With data at the crux of most ad tech firms, concerns over its use and consumer privacy has naturally been widely discussed. While I certainly can’t claim to have the final word on this ongoing debate, I can bring some interesting insight to the topic — the science of privacy (yes, even privacy can’t be spared my geekiness). Understanding this science should be a part of the debate because the right data processing and storage techniques can preserve user privacy without squandering valuable signal. I’ll elaborate with examples.
The first trick is less specific to privacy preservation and more about good data science. It involves knowing how to quantify the value of data. Bigger isn’t always better because not all data is created equal. Determining the importance of different pieces and types of data helps make its usage much simpler. At m6d, we optimize our models using cookies that don’t store PII (Personally Identifiable Information). And guess what? It works just fine. A good data policy is to avoid storing data that isn’t useful, and luckily PII isn’t really that useful for a lot of predictive modeling tasks.
Another trick is to hash or encrypt the data before as it streams into your system. Encryption is always used by firms that have to store sensitive information (like credit card companies), and it can also be used in advertising without reducing targeting effectiveness.
Let’s say your data stream includes the purchase history of a user and the websites that user has visited. It can look like this:
A good predictive model can learn that people who visit www.togetherforever.com and www.iloveher.com are likely shopping for an engagement ring. With that knowledge, you can certainly select some well-targeted ads. But of course those targets might not want anyone to know about this. An alternative representation of the same data could be:

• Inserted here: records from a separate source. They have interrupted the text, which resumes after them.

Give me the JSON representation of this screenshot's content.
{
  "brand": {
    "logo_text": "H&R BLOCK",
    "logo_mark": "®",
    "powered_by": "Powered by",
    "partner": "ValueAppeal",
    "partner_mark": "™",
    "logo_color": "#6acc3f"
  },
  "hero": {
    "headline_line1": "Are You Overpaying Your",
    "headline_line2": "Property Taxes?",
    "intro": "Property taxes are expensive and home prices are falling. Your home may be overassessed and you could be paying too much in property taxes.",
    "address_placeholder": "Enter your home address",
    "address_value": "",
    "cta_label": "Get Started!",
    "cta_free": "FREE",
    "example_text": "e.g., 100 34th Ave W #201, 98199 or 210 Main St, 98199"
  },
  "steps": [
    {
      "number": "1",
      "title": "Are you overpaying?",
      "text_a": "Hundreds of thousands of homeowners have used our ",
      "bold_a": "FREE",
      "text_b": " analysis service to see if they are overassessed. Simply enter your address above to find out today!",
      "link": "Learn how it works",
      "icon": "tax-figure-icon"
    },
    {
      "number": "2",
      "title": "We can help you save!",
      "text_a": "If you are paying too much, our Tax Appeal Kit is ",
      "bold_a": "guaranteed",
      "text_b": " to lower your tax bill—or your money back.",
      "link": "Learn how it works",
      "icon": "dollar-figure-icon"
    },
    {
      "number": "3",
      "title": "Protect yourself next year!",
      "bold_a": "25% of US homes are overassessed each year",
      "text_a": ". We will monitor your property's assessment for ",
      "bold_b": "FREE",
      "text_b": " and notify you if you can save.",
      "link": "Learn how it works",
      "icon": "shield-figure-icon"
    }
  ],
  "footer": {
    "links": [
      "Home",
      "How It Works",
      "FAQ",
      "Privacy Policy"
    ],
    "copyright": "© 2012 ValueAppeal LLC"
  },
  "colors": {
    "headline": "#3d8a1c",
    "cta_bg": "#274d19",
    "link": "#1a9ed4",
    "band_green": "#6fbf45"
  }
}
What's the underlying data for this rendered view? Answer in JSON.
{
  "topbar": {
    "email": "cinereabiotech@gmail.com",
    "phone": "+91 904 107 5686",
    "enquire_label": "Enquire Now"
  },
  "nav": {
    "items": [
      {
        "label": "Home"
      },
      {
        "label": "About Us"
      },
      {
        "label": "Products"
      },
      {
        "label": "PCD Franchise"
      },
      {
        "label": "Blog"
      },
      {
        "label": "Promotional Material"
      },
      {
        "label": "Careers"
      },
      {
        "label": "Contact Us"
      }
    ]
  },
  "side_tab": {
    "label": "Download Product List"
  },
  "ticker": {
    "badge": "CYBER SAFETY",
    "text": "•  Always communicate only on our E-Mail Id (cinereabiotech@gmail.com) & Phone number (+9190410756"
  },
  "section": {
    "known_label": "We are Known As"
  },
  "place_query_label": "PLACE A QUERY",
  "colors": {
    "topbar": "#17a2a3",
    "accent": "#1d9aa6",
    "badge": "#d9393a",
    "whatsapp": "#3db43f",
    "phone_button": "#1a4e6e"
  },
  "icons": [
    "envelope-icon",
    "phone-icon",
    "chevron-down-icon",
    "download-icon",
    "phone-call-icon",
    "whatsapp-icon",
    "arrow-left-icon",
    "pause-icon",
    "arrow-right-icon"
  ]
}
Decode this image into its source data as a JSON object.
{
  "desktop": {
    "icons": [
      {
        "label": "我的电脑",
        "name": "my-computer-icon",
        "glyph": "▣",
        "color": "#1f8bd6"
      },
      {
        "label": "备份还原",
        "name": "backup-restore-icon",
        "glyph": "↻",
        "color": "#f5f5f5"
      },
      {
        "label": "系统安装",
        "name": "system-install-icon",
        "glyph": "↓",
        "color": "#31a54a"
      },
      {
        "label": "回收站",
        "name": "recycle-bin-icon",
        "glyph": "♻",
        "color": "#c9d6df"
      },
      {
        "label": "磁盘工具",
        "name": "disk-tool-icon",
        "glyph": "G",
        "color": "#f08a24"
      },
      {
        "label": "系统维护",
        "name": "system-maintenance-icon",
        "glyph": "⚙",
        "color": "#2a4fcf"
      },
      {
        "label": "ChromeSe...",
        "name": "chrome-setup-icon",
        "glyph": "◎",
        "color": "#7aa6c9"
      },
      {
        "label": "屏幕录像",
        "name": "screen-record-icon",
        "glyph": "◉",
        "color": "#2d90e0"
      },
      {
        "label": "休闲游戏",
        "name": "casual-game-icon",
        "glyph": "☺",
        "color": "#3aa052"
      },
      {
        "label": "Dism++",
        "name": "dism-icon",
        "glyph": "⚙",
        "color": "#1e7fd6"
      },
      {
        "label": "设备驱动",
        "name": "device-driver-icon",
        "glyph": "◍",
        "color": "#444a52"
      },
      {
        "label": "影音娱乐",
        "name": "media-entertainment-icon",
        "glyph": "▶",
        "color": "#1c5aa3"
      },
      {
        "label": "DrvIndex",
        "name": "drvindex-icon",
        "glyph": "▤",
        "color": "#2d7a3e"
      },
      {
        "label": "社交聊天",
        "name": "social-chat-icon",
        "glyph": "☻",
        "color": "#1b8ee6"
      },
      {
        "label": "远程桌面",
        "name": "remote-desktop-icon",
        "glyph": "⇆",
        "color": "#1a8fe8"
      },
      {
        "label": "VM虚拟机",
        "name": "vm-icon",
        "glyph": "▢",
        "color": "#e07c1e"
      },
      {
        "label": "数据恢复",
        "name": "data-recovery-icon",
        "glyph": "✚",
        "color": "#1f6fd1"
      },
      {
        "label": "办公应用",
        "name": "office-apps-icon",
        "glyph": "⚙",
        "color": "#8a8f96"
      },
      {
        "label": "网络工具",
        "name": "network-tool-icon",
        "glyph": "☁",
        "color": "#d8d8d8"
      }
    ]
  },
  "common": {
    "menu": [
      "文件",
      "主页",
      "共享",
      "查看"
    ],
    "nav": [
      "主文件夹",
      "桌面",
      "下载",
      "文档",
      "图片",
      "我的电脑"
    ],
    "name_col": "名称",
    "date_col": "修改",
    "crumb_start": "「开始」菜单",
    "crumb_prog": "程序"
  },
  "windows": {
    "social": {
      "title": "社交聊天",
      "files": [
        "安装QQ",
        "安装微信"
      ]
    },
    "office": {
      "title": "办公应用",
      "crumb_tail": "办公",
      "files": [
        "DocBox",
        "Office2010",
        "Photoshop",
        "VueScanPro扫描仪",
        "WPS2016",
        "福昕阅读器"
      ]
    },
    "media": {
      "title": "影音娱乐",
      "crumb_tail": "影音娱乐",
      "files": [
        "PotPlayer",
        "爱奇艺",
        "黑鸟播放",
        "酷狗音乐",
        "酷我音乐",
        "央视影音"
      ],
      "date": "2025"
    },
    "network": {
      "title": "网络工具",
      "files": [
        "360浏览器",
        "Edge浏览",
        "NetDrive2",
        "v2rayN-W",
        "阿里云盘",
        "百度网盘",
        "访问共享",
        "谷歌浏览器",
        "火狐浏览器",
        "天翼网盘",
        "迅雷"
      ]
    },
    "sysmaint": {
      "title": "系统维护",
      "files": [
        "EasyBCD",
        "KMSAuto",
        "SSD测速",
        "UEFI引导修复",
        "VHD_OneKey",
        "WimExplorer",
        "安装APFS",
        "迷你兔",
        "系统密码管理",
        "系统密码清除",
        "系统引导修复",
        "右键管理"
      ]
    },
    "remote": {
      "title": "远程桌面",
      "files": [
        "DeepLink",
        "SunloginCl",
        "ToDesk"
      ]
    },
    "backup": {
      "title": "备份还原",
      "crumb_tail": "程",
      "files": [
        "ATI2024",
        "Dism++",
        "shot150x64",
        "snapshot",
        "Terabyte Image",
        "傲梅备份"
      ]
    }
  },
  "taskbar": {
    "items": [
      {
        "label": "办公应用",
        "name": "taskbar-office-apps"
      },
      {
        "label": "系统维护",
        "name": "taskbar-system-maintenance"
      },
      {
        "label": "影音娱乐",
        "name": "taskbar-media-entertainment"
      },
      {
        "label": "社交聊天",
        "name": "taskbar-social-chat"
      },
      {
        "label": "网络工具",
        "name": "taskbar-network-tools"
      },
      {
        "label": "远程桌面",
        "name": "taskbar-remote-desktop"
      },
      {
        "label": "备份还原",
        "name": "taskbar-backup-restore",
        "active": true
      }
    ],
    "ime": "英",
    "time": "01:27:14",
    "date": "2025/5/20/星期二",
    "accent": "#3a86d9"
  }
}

1 931:1 6076:1 551:1 64:1 974:1 1206:1 14638:1 2395:1 638:1 14839:1 2716:1 12827:1
This representation is an example of data that is hashed. To the general public (including myself), this text, as it is written, is worthless. If constructed correctly, the algorithms that generate predictive models don’t care that your data is hashed, so predictive performance isn’t ever sacrificed. And then with respect to privacy, there is only upside.
A third trick is to aggregate data so that you can group users with similar attributes or compute summary statistics for entities that are of interest. In the technical literature, there is a concept called k-anonymity, which uses these techniques to decrease the probability that you could exactly identify a specific user given data about them.
Although the discussion and examples above are for web browser activity, the same rules apply to data collected from mobile users. Geo-location data is likely to be both very predictive and controversial with regard to acceptable use. Census data is a good example of location-attribute data that has been aggregated to preserve privacy. Geo-location data can be encrypted like any other data, and employing this trick allows businesses to utilize it without the risk of exposing what could be sensitive information.
We fully acknowledge that the use of these techniques won’t guarantee that the privacy debate is over. For every popular method that transforms data to establish anonymity, there are hackers and comp sci pros who — legitimately and otherwise — spend time and energy trying to break the code. Data abstinence is perhaps the only foolproof solution to preserving privacy. Most people realize that using data to provide better information and better services is ultimately a positive endeavor, so abstinence isn’t the likely outcome. As we do use data to create value, it’s important to remember that a lot can be predicted about a person’s actions without knowing anything personal about them. Recognizing this paradox is an important step toward gaining public trust and confidence, and helping the industry solve other important issues (don’t get me started on attribution!).
Brian joined m6d as head of the data science team in September 2008. He has led the development of m6d’s patent pending machine learning technology, as the company has gone from pre-revenue to supporting 100s of concurrent client campaigns. His current research interests include building autonomous machine learning systems over big data architectures, causal inference and influence attribution. He recently served as co-chair of the 2012 KDD Cup competition. Prior to joining m6d, he was a Senior Research Analyst at Meetup.com, and a credit risk modeler for American Express. He holds an MBA with a concentration in Statistics from NYU and a BS in Mathematics and French Literature from Rutgers.